When you watch a movie or read a book, you have an advantage over the characters in the story. You can see the big picture. You know the motivations of the different players; you know their secret intentions. In other words, you know what’s really going on beneath the surface of events (or at least, what the author wants you to know!), while the characters are doomed to muddle through with their own limited plans and perceptions.
It is something like this, I believe, that helps makes sense of Pontius Pilate’s enigmatic and possibly cynical question to Jesus: “What is truth?” (John 18:38). We’ll take three posts to play that idea out.
First, however, we must deal with those who brought Jesus before the governor, seeking the death penalty:
Then they took Jesus from Caiaphas to Pilate’s headquarters. It was early in the morning. They themselves did not enter the headquarters, so as to avoid ritual defilement and to be able to eat the Passover. So Pilate went out to them and said, “What accusation do you bring against this man?” They answered, “If this man were not a criminal, we would not have handed him over to you.” Pilate said to them, “Take him yourselves and judge him according to your law.” The Jews replied, “We are not permitted to put anyone to death.” (This was to fulfill what Jesus had said when he indicated the kind of death he was to die.) (John 18:28-32, NRSV)
We know from the other gospels that Jesus has endured a sleepless night in the high priest Caiaphas’ kangaroo court, in which he was found guilty of blasphemy. By Jewish law, that verdict merits the death penalty. According to John, however, the Jews do not, under the ever-watchful eye of Rome, have the authority to execute anyone.
But wait…didn’t people try to stone Jesus earlier in the gospel? What, then, could it mean that they were “not permitted to put anyone to death”?
Commentators propose various answers. Perhaps the earlier attempts at stoning were just the impromptu reactions of an angry mob. Or perhaps the rules distinguished between religious executions and political ones.
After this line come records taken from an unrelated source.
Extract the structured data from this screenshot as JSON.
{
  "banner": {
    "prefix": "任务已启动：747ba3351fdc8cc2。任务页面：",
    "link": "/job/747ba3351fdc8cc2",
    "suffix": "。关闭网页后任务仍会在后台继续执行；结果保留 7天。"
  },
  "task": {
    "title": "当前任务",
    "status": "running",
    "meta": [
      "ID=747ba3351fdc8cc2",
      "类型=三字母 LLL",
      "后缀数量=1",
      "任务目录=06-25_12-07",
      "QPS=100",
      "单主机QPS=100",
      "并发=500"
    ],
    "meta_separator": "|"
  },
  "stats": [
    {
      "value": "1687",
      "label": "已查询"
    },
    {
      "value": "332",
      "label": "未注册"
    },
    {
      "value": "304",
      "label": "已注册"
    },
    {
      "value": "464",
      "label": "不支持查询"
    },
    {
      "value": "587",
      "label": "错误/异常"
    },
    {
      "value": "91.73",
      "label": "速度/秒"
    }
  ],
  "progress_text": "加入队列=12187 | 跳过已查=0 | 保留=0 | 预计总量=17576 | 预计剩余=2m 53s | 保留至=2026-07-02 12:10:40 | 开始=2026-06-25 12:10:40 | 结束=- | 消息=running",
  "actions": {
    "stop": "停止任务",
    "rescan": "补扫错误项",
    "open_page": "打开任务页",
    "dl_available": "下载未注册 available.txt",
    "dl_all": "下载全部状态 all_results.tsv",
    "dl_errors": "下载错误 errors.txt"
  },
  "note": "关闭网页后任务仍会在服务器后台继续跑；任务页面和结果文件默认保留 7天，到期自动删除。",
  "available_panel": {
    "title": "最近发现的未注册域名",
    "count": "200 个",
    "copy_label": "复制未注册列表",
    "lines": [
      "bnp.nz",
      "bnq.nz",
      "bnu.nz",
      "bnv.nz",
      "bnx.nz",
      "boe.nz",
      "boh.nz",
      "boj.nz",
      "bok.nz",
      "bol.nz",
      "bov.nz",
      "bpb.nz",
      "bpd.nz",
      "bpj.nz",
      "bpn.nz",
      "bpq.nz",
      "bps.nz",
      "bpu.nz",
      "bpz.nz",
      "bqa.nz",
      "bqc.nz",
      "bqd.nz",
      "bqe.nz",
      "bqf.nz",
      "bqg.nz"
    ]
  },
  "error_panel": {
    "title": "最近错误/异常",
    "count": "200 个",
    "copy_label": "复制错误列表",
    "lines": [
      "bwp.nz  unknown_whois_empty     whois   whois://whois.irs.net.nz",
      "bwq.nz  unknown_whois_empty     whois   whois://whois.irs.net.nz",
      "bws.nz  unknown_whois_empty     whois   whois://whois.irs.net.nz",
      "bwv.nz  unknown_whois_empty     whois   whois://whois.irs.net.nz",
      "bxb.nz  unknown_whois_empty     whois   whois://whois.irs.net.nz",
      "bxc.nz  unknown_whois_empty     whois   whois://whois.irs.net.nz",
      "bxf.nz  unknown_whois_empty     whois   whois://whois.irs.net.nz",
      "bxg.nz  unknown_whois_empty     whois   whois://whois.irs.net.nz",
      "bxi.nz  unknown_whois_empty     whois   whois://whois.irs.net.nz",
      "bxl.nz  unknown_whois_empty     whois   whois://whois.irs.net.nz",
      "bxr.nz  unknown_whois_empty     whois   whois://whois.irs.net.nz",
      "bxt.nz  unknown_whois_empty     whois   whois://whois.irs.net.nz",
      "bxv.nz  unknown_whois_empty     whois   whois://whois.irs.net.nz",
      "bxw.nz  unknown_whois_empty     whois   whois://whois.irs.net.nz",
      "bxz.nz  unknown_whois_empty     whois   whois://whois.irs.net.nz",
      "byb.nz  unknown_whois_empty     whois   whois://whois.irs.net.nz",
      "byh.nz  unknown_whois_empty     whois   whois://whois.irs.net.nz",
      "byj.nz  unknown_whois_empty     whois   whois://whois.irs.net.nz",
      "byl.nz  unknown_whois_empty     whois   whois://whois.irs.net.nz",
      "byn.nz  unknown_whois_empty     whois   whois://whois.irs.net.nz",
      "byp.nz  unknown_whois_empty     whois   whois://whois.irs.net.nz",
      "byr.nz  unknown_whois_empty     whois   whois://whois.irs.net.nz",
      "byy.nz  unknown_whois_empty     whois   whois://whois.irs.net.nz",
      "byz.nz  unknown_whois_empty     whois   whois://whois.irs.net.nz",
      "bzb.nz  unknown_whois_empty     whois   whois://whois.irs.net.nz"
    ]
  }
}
Whatever the case might be, the story seems to highlight the canny political maneuvering of both sides. The Jewish leaders want the death sentence, a solution proposed by the high priest himself (John 11:49-50). But Pilate is in town, and so are a large number of Galileans; killing Jesus could bring trouble from either side. Moreover, Pilate has the authority to oust Caiaphas if he so chooses.
Thus, I imagine that it is Caiaphas, a shrewd politician himself, who reasons that the best outcome would be for Rome herself to be responsible for the execution. The Jewish leaders therefore come to the Praetorium to try to force the issue — even as they hypocritically stand on their scruples, refusing to enter a Gentile’s home so that they can remain ritually pure for Passover.
Pilate, for his part, probably already knows a thing or two about Jesus, and he can smell a setup. He naturally asks them for the charges against Jesus, and receives an evasive answer. He wants no part of this — not because he has a keen sense of justice, but because he prefers to stay out of a potentially messy in-house affair. The Jewish leaders, however, insist. In fact, Luke 23:2 tells us that they accuse Jesus of seditious behavior, and Pilate is forced to hear the case.
The calculated speech of both parties represents their attempt to stay in control of the situation, while to them, Jesus is the pawn. But John’s parenthetical “big picture” observation at the end of that conversation is important. What they don’t understand is that they are the pawns, and that Jesus, who is silent and seemingly powerless, is paradoxically the only one in control.
John will make that even clearer as Jesus is interrogated by the governor. More on that in the next post.